October 13, 2005
Sacramento, CA (LifeNews.com) — Several patient advocacy groups filed legal papers on Thursday saying lawsuits by those opposed to Proposition 71 should be dismissed. Pro-life and taxpayer groups have filed lawsuits saying the ballot proposal, which authorized $6 billion for embryonic stem cell research, created a committee that is unaccountable to voters.
The lawsuits also cite numerous conflicts of interest and violations of open meeting laws in setting it up to disburse the funds.
The patient groups say that passage of Prop. 71 reflects the will of California voters to use taxpayer funds for pay for embryonic stem cell research. The groups, many of which may be eligible for money from the measure, say the lawsuits have no merit.
The Burnham Institute, the Salk Research Institute, Stanford University and the University of Southern California are among those who are involved in the legal briefs.
The lawsuits say government officials should have oversight of the 29-member California Institute for Regenerative Medicine. One lawsuit, filed by the pro-life Life Legal Defense Foundation Life says the state Constitution requires public officials to oversee the expenditure of state dollars.
However, the patient groups and research institutions say the panel will disburse grants based on a merit system, which they claim is sufficient.
No funds have been distributed by the committee set up under the measure because of the lawsuits.

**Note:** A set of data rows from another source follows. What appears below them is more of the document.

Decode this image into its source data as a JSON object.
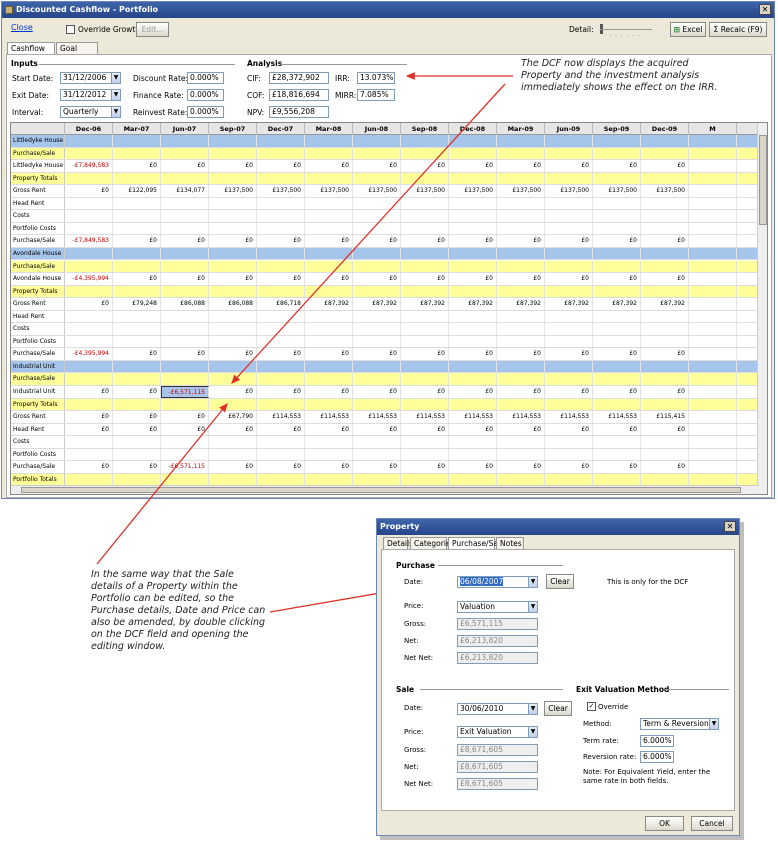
{
  "main_window": {
    "title": "Discounted Cashflow - Portfolio",
    "close_link": "Close",
    "override_growth": "Override Growth",
    "edit_button": "Edit...",
    "detail_label": "Detail:",
    "excel_button": "Excel",
    "recalc_button": "Recalc (F9)",
    "tabs": [
      "Cashflow",
      "Goal Seek"
    ],
    "inputs": {
      "section": "Inputs",
      "start_label": "Start Date:",
      "start_value": "31/12/2006",
      "exit_label": "Exit Date:",
      "exit_value": "31/12/2012",
      "interval_label": "Interval:",
      "interval_value": "Quarterly",
      "discount_label": "Discount Rate:",
      "discount_value": "0.000%",
      "finance_label": "Finance Rate:",
      "finance_value": "0.000%",
      "reinvest_label": "Reinvest Rate:",
      "reinvest_value": "0.000%"
    },
    "analysis": {
      "section": "Analysis",
      "cif_label": "CIF:",
      "cif_value": "£28,372,902",
      "cof_label": "COF:",
      "cof_value": "£18,816,694",
      "npv_label": "NPV:",
      "npv_value": "£9,556,208",
      "irr_label": "IRR:",
      "irr_value": "13.073%",
      "mirr_label": "MIRR:",
      "mirr_value": "7.085%"
    },
    "columns": [
      "Dec-06",
      "Mar-07",
      "Jun-07",
      "Sep-07",
      "Dec-07",
      "Mar-08",
      "Jun-08",
      "Sep-08",
      "Dec-08",
      "Mar-09",
      "Jun-09",
      "Sep-09",
      "Dec-09",
      "M"
    ],
    "rows": [
      {
        "name": "Littledyke House",
        "style": "group",
        "values": []
      },
      {
        "name": "Purchase/Sale",
        "style": "yellow",
        "values": []
      },
      {
        "name": "Littledyke House",
        "style": "",
        "values": [
          "-£7,849,583",
          "£0",
          "£0",
          "£0",
          "£0",
          "£0",
          "£0",
          "£0",
          "£0",
          "£0",
          "£0",
          "£0",
          "£0"
        ]
      },
      {
        "name": "Property Totals",
        "style": "yellow",
        "values": []
      },
      {
        "name": "Gross Rent",
        "style": "",
        "values": [
          "£0",
          "£122,095",
          "£134,077",
          "£137,500",
          "£137,500",
          "£137,500",
          "£137,500",
          "£137,500",
          "£137,500",
          "£137,500",
          "£137,500",
          "£137,500",
          "£137,500"
        ]
      },
      {
        "name": "Head Rent",
        "style": "",
        "values": []
      },
      {
        "name": "Costs",
        "style": "",
        "values": []
      },
      {
        "name": "Portfolio Costs",
        "style": "",
        "values": []
      },
      {
        "name": "Purchase/Sale",
        "style": "",
        "values": [
          "-£7,849,583",
          "£0",
          "£0",
          "£0",
          "£0",
          "£0",
          "£0",
          "£0",
          "£0",
          "£0",
          "£0",
          "£0",
          "£0"
        ]
      },
      {
        "name": "Avondale House",
        "style": "group",
        "values": []
      },
      {
        "name": "Purchase/Sale",
        "style": "yellow",
        "values": []
      },
      {
        "name": "Avondale House",
        "style": "",
        "values": [
          "-£4,395,994",
          "£0",
          "£0",
          "£0",
          "£0",
          "£0",
          "£0",
          "£0",
          "£0",
          "£0",
          "£0",
          "£0",
          "£0"
        ]
      },
      {
        "name": "Property Totals",
        "style": "yellow",
        "values": []
      },
      {
        "name": "Gross Rent",
        "style": "",
        "values": [
          "£0",
          "£79,248",
          "£86,088",
          "£86,088",
          "£86,718",
          "£87,392",
          "£87,392",
          "£87,392",
          "£87,392",
          "£87,392",
          "£87,392",
          "£87,392",
          "£87,392"
        ]
      },
      {
        "name": "Head Rent",
        "style": "",
        "values": []
      },
      {
        "name": "Costs",
        "style": "",
        "values": []
      },
      {
        "name": "Portfolio Costs",
        "style": "",
        "values": []
      },
      {
        "name": "Purchase/Sale",
        "style": "",
        "values": [
          "-£4,395,994",
          "£0",
          "£0",
          "£0",
          "£0",
          "£0",
          "£0",
          "£0",
          "£0",
          "£0",
          "£0",
          "£0",
          "£0"
        ]
      },
      {
        "name": "Industrial Unit",
        "style": "group",
        "values": []
      },
      {
        "name": "Purchase/Sale",
        "style": "yellow",
        "values": []
      },
      {
        "name": "Industrial Unit",
        "style": "",
        "values": [
          "£0",
          "£0",
          "-£6,571,115",
          "£0",
          "£0",
          "£0",
          "£0",
          "£0",
          "£0",
          "£0",
          "£0",
          "£0",
          "£0"
        ]
      },
      {
        "name": "Property Totals",
        "style": "yellow",
        "values": []
      },
      {
        "name": "Gross Rent",
        "style": "",
        "values": [
          "£0",
          "£0",
          "£0",
          "£67,790",
          "£114,553",
          "£114,553",
          "£114,553",
          "£114,553",
          "£114,553",
          "£114,553",
          "£114,553",
          "£114,553",
          "£115,415"
        ]
      },
      {
        "name": "Head Rent",
        "style": "",
        "values": [
          "£0",
          "£0",
          "£0",
          "£0",
          "£0",
          "£0",
          "£0",
          "£0",
          "£0",
          "£0",
          "£0",
          "£0",
          "£0"
        ]
      },
      {
        "name": "Costs",
        "style": "",
        "values": []
      },
      {
        "name": "Portfolio Costs",
        "style": "",
        "values": []
      },
      {
        "name": "Purchase/Sale",
        "style": "",
        "values": [
          "£0",
          "£0",
          "-£6,571,115",
          "£0",
          "£0",
          "£0",
          "£0",
          "£0",
          "£0",
          "£0",
          "£0",
          "£0",
          "£0"
        ]
      },
      {
        "name": "Portfolio Totals",
        "style": "yellow",
        "values": []
      }
    ]
  },
  "callout_top": "The DCF now displays the acquired Property and the investment analysis immediately shows the effect on the IRR.",
  "callout_bottom": "In the same way that the Sale details of a Property within the Portfolio can be edited, so the Purchase details, Date and Price can also be amended, by double clicking on the DCF field and opening the editing window.",
  "dialog": {
    "title": "Property",
    "tabs": [
      "Details",
      "Categories",
      "Purchase/Sale",
      "Notes"
    ],
    "purchase": {
      "section": "Purchase",
      "date_label": "Date:",
      "date_value": "06/08/2007",
      "clear": "Clear",
      "note": "This is only for the DCF",
      "price_label": "Price:",
      "price_value": "Valuation",
      "gross_label": "Gross:",
      "gross_value": "£6,571,115",
      "net_label": "Net:",
      "net_value": "£6,213,820",
      "netnet_label": "Net Net:",
      "netnet_value": "£6,213,820"
    },
    "sale": {
      "section": "Sale",
      "date_label": "Date:",
      "date_value": "30/06/2010",
      "clear": "Clear",
      "price_label": "Price:",
      "price_value": "Exit Valuation",
      "gross_label": "Gross:",
      "gross_value": "£8,671,605",
      "net_label": "Net:",
      "net_value": "£8,671,605",
      "netnet_label": "Net Net:",
      "netnet_value": "£8,671,605"
    },
    "exit": {
      "section": "Exit Valuation Method",
      "override": "Override",
      "method_label": "Method:",
      "method_value": "Term & Reversion",
      "term_label": "Term rate:",
      "term_value": "6.000%",
      "rev_label": "Reversion rate:",
      "rev_value": "6.000%",
      "note": "Note: For Equivalent Yield, enter the same rate in both fields."
    },
    "ok": "OK",
    "cancel": "Cancel"
  }
}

The committee can’t sell bonds to finance the research grants until the lawsuits have been concluded because the bonds may be worthless if the suits succeed.
In August, Alameda County Superior Court Judge Bonnie Sabraw combined the two lawsuits.
The first was filed by People’s Advocate and the National Tax Limitation Foundation and the second was filed by LLDFL.